» **EXERCISE PROMPT**:
Output every entry below word for word, minus the images.
RECORDS FOR THIS EXERCISE Block Start
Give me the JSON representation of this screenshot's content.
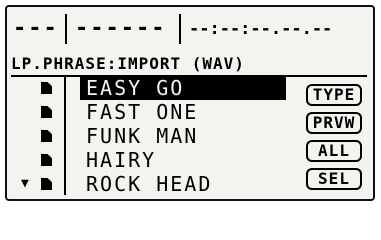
{
  "status_bar": {
    "segment_1": "---",
    "segment_2": "------",
    "segment_3": "--:--:--.--.--"
  },
  "screen_title": "LP.PHRASE:IMPORT (WAV)",
  "file_list": {
    "scroll_indicator": "▼",
    "items": [
      {
        "name": "EASY GO",
        "selected": true
      },
      {
        "name": "FAST ONE",
        "selected": false
      },
      {
        "name": "FUNK MAN",
        "selected": false
      },
      {
        "name": "HAIRY",
        "selected": false
      },
      {
        "name": "ROCK HEAD",
        "selected": false
      }
    ]
  },
  "side_buttons": {
    "type_label": "TYPE",
    "preview_label": "PRVW",
    "all_label": "ALL",
    "select_label": "SEL"
  }
}
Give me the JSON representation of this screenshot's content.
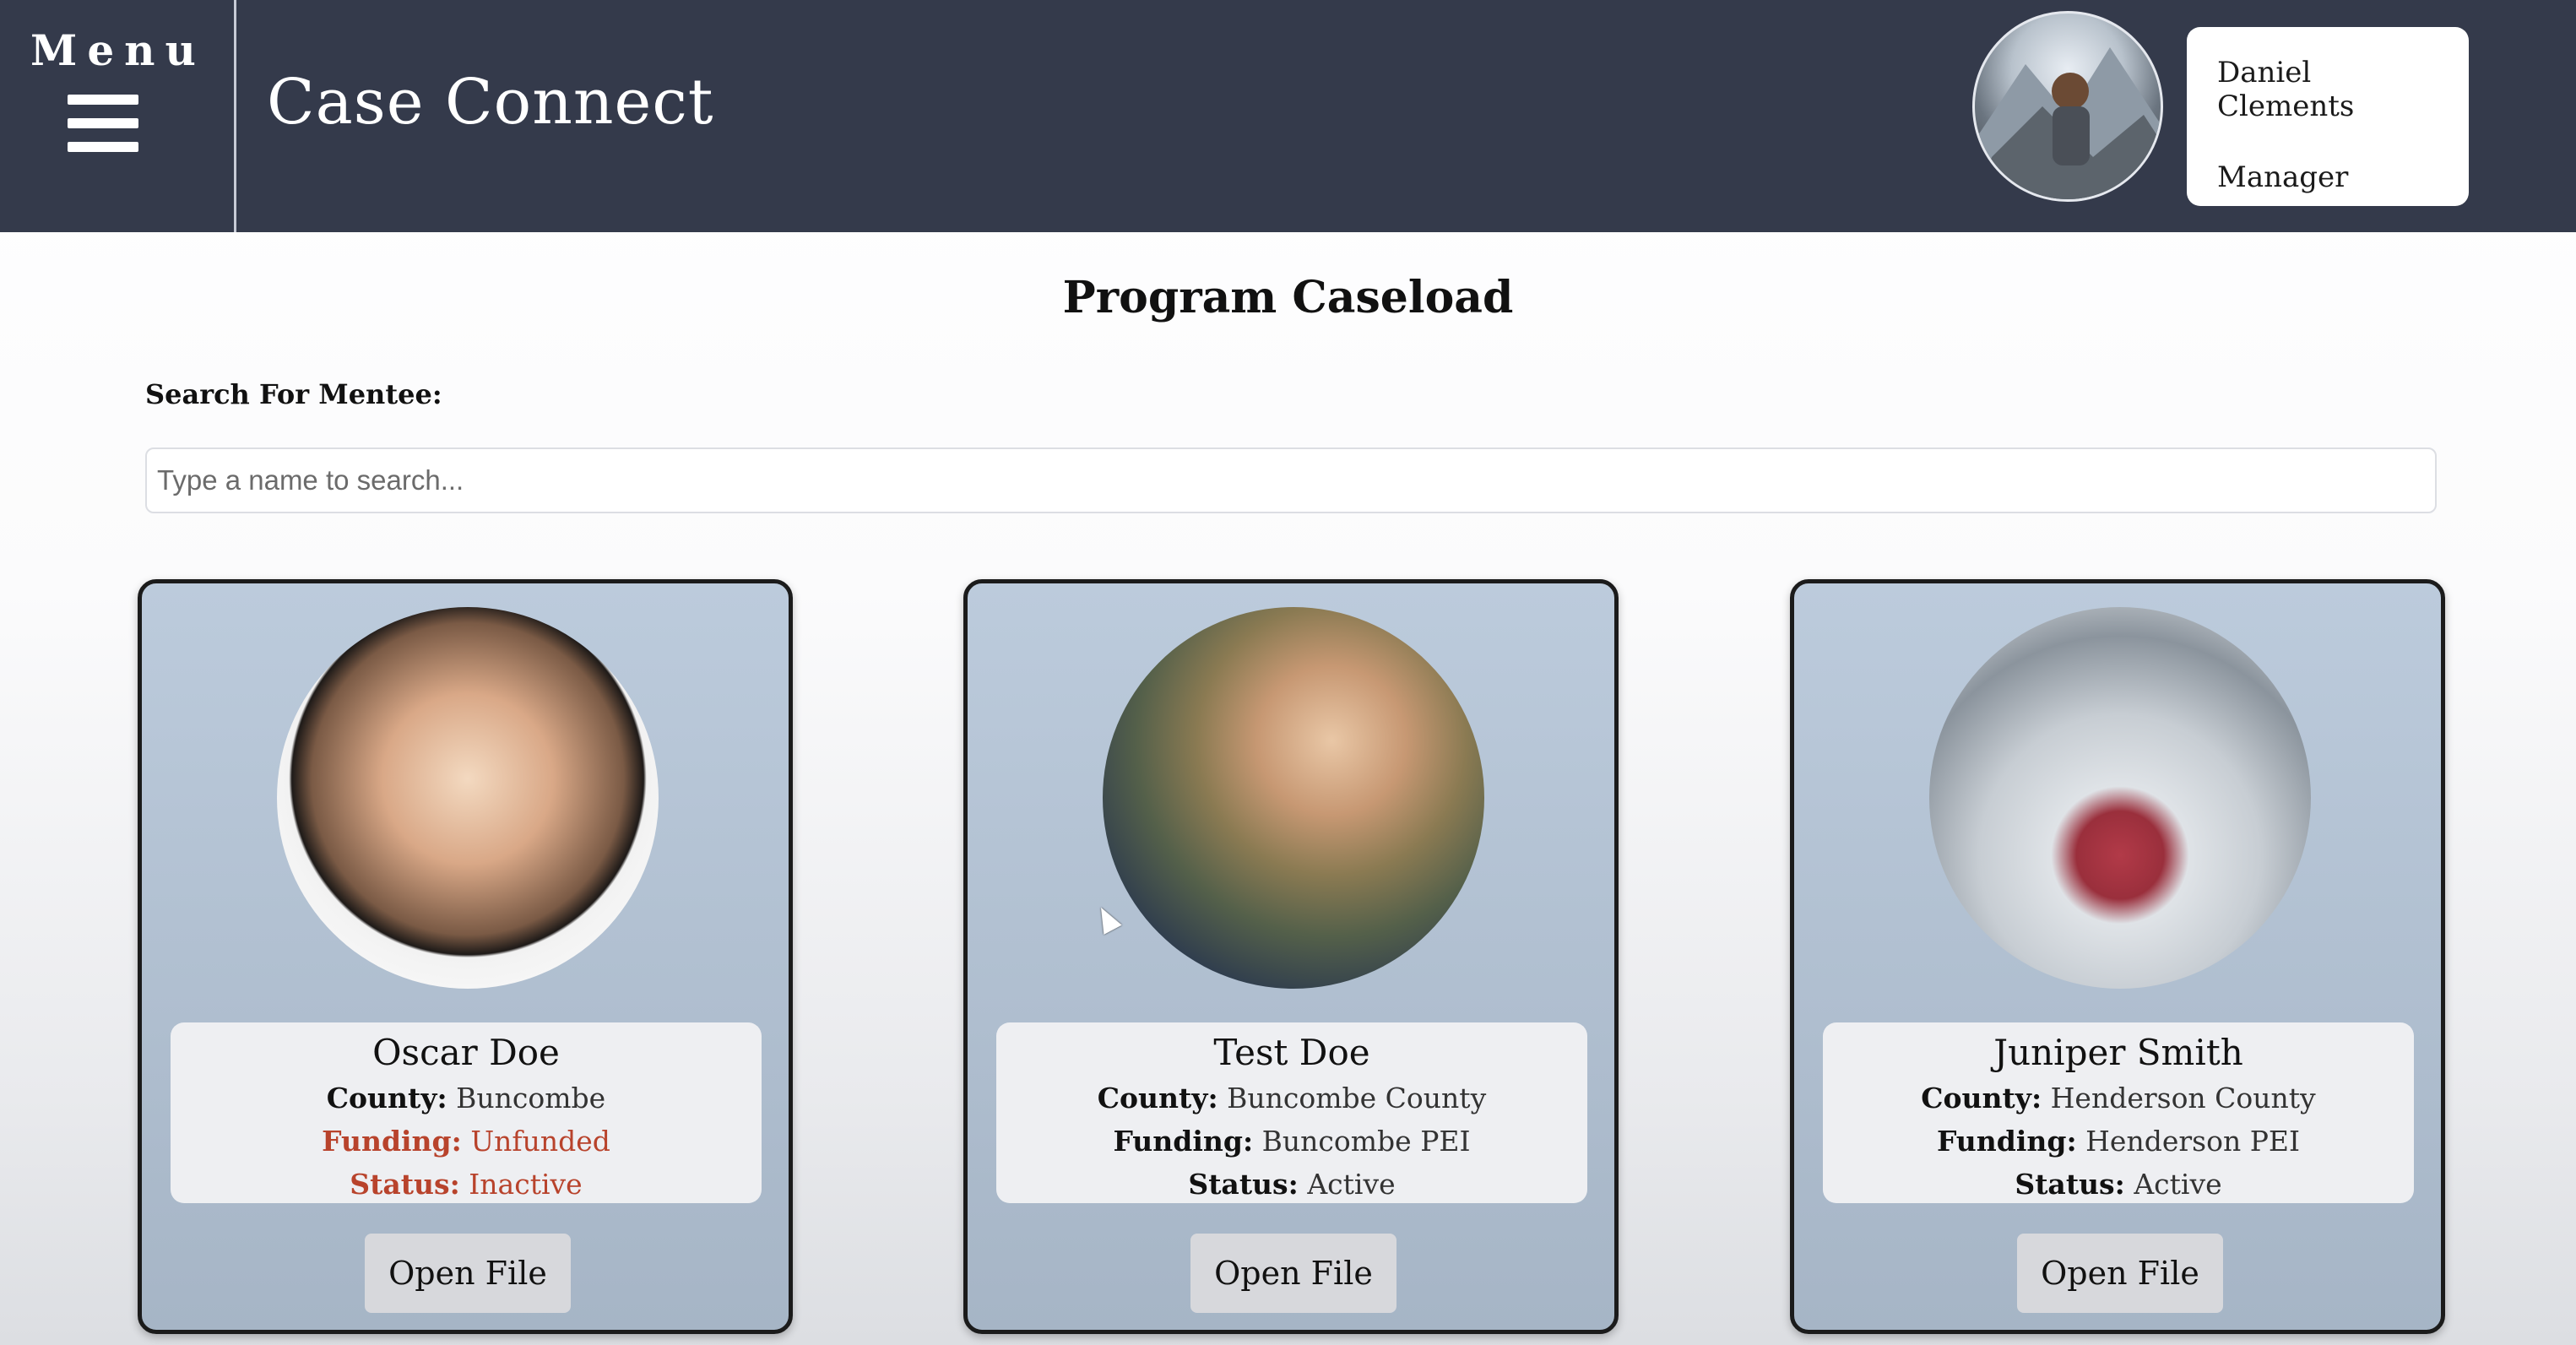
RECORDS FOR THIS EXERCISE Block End
» **THE COMPLETED TASK**:
Give me the JSON representation of this screenshot's content.
{
  "status_bar": {
    "segment_1": "---",
    "segment_2": "------",
    "segment_3": "--:--:--.--.--"
  },
  "screen_title": "LP.PHRASE:IMPORT (WAV)",
  "file_list": {
    "scroll_indicator": "▼",
    "items": [
      {
        "name": "EASY GO",
        "selected": true
      },
      {
        "name": "FAST ONE",
        "selected": false
      },
      {
        "name": "FUNK MAN",
        "selected": false
      },
      {
        "name": "HAIRY",
        "selected": false
      },
      {
        "name": "ROCK HEAD",
        "selected": false
      }
    ]
  },
  "side_buttons": {
    "type_label": "TYPE",
    "preview_label": "PRVW",
    "all_label": "ALL",
    "select_label": "SEL"
  }
}
Give me the JSON representation of this screenshot's content.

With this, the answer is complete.